I thought I would tackle this book review a bit differently today. Usually, I do a review after each book I read but the books I’ve read recently are all a bit short for that, and I’ve read 7 of them in the course of a week so it was a bit quick to get a review done in between each instalment. I’m reviewing a series by J R Rain, entitled “Vampire For Hire” and it incorporates the following novellas:
Moon Dance (Vampire For Hire #1)
Vampire Moon (Vampire For Hire #2)
American Vampire (Vampire For Hire #3)
Moon Child (Vampire For Hire #4)
Christmas Moon (Vampire For Hire #4.5)
Vampire Dawn (Vampire For Hire #5)
Vampire Games (Vampire For Hire #6)
Official blurb: Mother, wife, private investigator…vampire. Six years ago federal agent Samantha Moon was the perfect wife and mother, your typical soccer mom with the minivan and suburban home. Then the unthinkable happens, an attack that changes her life forever. And forever is a very long time for a vampire.
My take: I downloaded the first one of these books because it was available for 20p and I thought it would be a nice change from the murder and carnage I’d been reading so far this year. It appealed to me because it appeared to be a different take on a well established and well worn path of literary vampirism.
The first thing that struck me about it was that this was a woman PI who happened to find herself as a vampire, and the story was centred around her trying to strike the balance between motherhood and working full-time. Admittedly her “work” involved some investigation and some vampire activity, but it was something I could identify with as a working mother myself.
The stories are very comic-book in style, which is great for a light-hearted read, but I feel the author has missed a trick here. There is great potential to write a half decent novel with the same material in these books, especially with regards to the interpersonal stuff going on. Sam Moon, the protagonist, has got the breakdown of her marriage to contend with, as well as the usual stuff of child-rearing, and as the series progresses we see her come to terms with the new life she has been thrust into and begin new relationships with new men. Some supernatural, some not.
Where is it set?
It is set in Orange County, California.
Who is the main character(s)?
The series is told in the first person by Samantha Moon, and her children are Anthony and Tammy. Her ex-husband is Danny and she has an online friendship with a character called Fang. We meet him in person later on in the series and we learn his name is Aaron. The other main characters are a defence attorney called Kingsley Fulcrum, which whom Sam shares a personal relationship, a homicide detective called Detective Sherbet who has a penchant for doughnuts, and an ex-federal partner who Sam calls on from time to time when she needs some extra help in searching for details.
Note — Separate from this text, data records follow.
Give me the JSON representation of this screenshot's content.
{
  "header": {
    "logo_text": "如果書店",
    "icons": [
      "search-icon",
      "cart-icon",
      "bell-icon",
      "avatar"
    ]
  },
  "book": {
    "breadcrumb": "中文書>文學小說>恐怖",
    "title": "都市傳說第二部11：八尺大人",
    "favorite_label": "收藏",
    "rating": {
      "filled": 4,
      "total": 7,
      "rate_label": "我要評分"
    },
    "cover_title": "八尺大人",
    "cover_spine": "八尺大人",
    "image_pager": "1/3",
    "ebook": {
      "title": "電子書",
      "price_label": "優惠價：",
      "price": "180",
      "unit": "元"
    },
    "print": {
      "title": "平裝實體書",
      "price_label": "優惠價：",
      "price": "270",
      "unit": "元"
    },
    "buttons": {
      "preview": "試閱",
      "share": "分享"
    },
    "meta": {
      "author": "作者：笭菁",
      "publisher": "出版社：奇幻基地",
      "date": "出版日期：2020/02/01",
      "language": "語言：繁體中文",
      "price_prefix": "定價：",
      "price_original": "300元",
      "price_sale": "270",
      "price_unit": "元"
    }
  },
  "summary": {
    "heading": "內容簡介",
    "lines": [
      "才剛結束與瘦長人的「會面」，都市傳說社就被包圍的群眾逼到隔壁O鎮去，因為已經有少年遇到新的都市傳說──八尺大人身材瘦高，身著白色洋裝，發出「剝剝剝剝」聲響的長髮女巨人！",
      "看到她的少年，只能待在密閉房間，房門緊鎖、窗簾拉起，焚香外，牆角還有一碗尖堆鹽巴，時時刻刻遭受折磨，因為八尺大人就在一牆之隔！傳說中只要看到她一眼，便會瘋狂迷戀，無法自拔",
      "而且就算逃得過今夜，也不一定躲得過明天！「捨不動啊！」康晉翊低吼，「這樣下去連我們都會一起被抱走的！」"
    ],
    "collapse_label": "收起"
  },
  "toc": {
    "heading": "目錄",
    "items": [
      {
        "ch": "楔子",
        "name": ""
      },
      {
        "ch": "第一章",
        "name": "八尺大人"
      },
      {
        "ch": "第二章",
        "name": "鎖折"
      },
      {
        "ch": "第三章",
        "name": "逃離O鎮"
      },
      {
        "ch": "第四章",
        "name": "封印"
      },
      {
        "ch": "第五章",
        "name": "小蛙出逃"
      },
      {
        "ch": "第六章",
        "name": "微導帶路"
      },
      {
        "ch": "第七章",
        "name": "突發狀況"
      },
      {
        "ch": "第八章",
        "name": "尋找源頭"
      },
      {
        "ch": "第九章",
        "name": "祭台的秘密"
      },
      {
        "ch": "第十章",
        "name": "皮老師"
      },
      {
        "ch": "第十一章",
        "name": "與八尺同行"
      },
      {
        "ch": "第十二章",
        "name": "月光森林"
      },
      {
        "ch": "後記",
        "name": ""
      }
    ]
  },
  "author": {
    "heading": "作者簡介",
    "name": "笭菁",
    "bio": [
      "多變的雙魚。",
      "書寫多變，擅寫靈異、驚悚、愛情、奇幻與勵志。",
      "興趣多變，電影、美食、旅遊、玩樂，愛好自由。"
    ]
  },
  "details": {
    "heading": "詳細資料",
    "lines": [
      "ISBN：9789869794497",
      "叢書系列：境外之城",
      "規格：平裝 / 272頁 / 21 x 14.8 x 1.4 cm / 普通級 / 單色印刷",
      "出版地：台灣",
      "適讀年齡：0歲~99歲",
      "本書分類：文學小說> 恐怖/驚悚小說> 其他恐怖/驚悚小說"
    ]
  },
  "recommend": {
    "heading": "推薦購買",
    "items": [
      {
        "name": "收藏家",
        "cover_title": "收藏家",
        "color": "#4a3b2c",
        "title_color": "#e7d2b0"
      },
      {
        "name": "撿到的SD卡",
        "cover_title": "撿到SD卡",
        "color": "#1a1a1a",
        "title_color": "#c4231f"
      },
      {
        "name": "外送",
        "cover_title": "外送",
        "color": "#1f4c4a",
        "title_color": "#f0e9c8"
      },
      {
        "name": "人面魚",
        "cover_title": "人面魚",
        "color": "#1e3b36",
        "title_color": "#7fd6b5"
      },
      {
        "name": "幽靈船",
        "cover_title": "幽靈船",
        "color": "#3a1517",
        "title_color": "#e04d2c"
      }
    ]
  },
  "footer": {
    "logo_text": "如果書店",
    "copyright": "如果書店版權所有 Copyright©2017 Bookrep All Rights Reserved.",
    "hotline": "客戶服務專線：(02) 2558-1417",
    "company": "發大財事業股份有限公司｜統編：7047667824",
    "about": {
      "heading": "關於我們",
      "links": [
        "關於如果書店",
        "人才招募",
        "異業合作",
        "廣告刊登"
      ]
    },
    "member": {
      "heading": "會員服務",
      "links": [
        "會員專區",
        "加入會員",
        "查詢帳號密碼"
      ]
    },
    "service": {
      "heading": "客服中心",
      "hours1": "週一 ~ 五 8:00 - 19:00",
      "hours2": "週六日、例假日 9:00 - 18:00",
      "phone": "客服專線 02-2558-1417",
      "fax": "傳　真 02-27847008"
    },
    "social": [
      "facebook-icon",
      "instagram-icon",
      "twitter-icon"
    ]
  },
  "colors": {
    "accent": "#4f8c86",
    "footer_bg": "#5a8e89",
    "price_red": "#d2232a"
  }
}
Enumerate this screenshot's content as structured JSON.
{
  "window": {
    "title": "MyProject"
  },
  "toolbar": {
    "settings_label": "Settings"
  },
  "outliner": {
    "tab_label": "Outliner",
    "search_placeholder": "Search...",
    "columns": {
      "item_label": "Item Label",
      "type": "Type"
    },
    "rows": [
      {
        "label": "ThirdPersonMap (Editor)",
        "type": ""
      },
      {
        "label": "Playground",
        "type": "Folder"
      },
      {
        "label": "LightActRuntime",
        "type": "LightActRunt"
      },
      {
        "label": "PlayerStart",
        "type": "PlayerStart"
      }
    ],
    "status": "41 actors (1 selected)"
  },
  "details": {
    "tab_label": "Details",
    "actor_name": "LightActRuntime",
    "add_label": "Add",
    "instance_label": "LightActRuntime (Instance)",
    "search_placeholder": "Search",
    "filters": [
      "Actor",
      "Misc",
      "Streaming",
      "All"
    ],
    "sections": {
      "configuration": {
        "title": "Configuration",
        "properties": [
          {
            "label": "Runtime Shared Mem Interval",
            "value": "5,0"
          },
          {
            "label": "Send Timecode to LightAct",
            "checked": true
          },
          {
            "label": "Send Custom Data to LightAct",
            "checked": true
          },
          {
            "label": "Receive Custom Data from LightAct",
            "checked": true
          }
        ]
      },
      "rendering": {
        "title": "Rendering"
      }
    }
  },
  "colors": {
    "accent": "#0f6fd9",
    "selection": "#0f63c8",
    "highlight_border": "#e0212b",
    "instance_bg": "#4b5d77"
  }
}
Each of the books in the series has its own story and set of “other” characters, but these are the recurring characters that we meet time and time again.
How well is it written?
I think there is far too much repetition in these books which makes them extremely distracting to read. We are CONSTANTLY reminded of Sam’s need to wear sunblock for example, and the same details about her dietary needs are repeated time and again. There are huge plot holes, and too many times I found myself asking “how did she end up THERE??”.
At first the very short sentences got on my nerves. The sentence structure made it so that I felt I was being spoken to as if there was something wrong with me and I could only cope with miniscule sentences. Like this. It was annoying. I told my husband. He wasn’t interested. You see what I mean?? However, once I got into the rhythm of the narrative it wasn’t as noticeable as it was at first and I got with it. Trouble was that I tended to read faster and faster, and each book was finished in record time!
The plotting was OK, the pacing was alright, and the author very cleverly left the ending of each book with a massive cliff-hanger which made me download the next one right away so I could get on with the story. Way to go J R Rain!!
My overall impression?
I thought overall these were great reads, if a little lightweight and repetitive. I was annoyed with myself for finding them so compelling – it was a bit like trying to stick to a diet but stuffing a sneaky McDonald’s down…then another….then another….then another…. So good, but not exactly healthy!
They put me in mind of daytime TV – endless trailers and recaps for the program you’re already watching, chopped up and separated by endless commercials to keep your concentration at a certain level of average engagement.
Will I read the next in the series?
I managed to curb my addiction before I hit the download button for book 7 and I can honestly say that I have got Sam Moon and her life out of my head. The last one I read saw a turn in the character which I didn’t like and I don’t think I want to read any more of her. You could say that my 6th Big Mac was enough!
Would I recommend it to my friends?
Yes. They were harmless enough and nothing of too much blood and guts to put people off reading them. I didn’t get a lot of the cultural references (I don’t understand the implications of the term “soccer mom”, or the significance of Orange County for example) but I think my American friends would get a lot more out of them than I did.
A light, frothy, shallow take on the supernatural. Harmless enough and an engaging way to pass the time.